The efforts required to administer the SAT in a pandemic are extensive. We wore our masks the whole time, applied hand sanitizer feverishly and did our best to keep six feet away from one another in the hallways. Above a row of red lockers, I caught sight of a sign that read: “Determine that the thing shall be done, and then we shall find the way.” The quote was attributed to Abraham Lincoln, but it certainly applied to the College Board, as well as the students.
When I sat to begin the test, I realized my skills were rusty. I was fortunate to have the advice of the students I interviewed ringing in my head. “If you run out of time, pick one letter and bubble the rest,” one of them had told me, referring to the practice of picking the same answer in the multiple choice repeatedly to boost your odds of accuracy.

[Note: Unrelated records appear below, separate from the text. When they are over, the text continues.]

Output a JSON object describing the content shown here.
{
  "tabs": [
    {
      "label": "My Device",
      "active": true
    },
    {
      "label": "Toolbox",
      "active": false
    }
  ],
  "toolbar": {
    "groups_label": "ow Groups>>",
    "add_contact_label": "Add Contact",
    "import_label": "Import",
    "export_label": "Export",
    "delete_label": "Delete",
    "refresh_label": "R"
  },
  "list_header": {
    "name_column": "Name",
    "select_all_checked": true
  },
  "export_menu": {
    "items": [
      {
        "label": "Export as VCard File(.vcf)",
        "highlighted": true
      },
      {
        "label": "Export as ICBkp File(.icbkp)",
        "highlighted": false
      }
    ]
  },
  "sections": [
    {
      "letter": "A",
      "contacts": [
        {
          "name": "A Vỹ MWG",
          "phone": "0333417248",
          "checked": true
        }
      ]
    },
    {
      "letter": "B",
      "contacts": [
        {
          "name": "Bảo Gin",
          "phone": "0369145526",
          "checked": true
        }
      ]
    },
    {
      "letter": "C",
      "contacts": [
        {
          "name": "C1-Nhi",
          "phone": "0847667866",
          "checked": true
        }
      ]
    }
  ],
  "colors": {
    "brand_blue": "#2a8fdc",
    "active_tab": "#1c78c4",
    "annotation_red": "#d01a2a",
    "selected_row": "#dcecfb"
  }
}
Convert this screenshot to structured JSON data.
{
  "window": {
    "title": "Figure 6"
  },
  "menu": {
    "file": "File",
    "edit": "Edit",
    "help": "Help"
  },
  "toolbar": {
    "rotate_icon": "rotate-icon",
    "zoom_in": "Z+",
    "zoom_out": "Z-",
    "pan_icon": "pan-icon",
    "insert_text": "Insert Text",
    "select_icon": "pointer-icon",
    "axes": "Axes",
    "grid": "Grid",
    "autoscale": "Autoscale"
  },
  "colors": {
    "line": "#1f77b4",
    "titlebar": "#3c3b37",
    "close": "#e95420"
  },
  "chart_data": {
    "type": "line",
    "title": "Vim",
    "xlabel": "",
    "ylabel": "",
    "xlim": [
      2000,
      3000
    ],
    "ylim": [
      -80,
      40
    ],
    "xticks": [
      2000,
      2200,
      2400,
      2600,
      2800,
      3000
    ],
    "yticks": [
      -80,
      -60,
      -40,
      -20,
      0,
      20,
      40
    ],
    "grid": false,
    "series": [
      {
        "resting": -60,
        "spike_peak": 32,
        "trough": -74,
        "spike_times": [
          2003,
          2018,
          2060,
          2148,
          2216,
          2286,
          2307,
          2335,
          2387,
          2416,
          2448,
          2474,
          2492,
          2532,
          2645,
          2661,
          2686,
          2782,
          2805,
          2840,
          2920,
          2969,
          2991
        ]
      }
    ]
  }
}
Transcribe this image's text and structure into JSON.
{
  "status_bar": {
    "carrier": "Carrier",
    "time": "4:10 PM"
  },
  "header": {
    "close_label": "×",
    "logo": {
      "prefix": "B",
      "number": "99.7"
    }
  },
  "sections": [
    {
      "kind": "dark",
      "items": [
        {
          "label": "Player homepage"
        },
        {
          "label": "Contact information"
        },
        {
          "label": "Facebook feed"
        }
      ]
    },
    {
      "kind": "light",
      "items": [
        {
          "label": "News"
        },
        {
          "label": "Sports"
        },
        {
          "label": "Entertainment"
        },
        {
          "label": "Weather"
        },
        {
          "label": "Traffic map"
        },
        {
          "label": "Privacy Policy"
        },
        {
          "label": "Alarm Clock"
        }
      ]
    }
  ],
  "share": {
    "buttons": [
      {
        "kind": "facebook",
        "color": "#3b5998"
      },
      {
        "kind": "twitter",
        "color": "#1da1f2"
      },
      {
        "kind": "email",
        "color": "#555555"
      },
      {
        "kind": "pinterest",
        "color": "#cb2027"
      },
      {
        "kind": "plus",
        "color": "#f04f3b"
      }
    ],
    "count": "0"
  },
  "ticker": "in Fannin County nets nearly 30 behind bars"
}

Roughly halfway through the puzzles in a 55-minute math section, I applied this tip. The stakes felt low, fortunately. (The only possible loss is my dignity when scores come out in early October and, um, mine will remain off the record.)
The stakes are also lower for most this year, because many colleges are not requiring SAT scores. I wondered why thousands of students were voluntarily undertaking the stress of the test. Some told me their parents insisted they sign up; others suspected a score might still help their admissions prospects.
Experts I spoke with also pointed out that taking the SAT has become a rite of passage, as essential to the high school experience as prom. Nobody likes it, but everyone endures it. It’s like a nationwide team bonding exercise — and in spite of themselves, teenagers don’t want to miss out.
After the test, we poured out of classrooms and into the parking lot. I turned to a fellow test-taker to ask how he felt. “There’s this concept in psychology called learned helplessness,” said Nikola Kasarskis, 17, from nearby Hastings-on-Hudson, N.Y. “Unless we are trained for a particular crisis, we roll over and let it hit us. When I woke up this morning, that’s how I felt.”
I grinned, and thought: Same.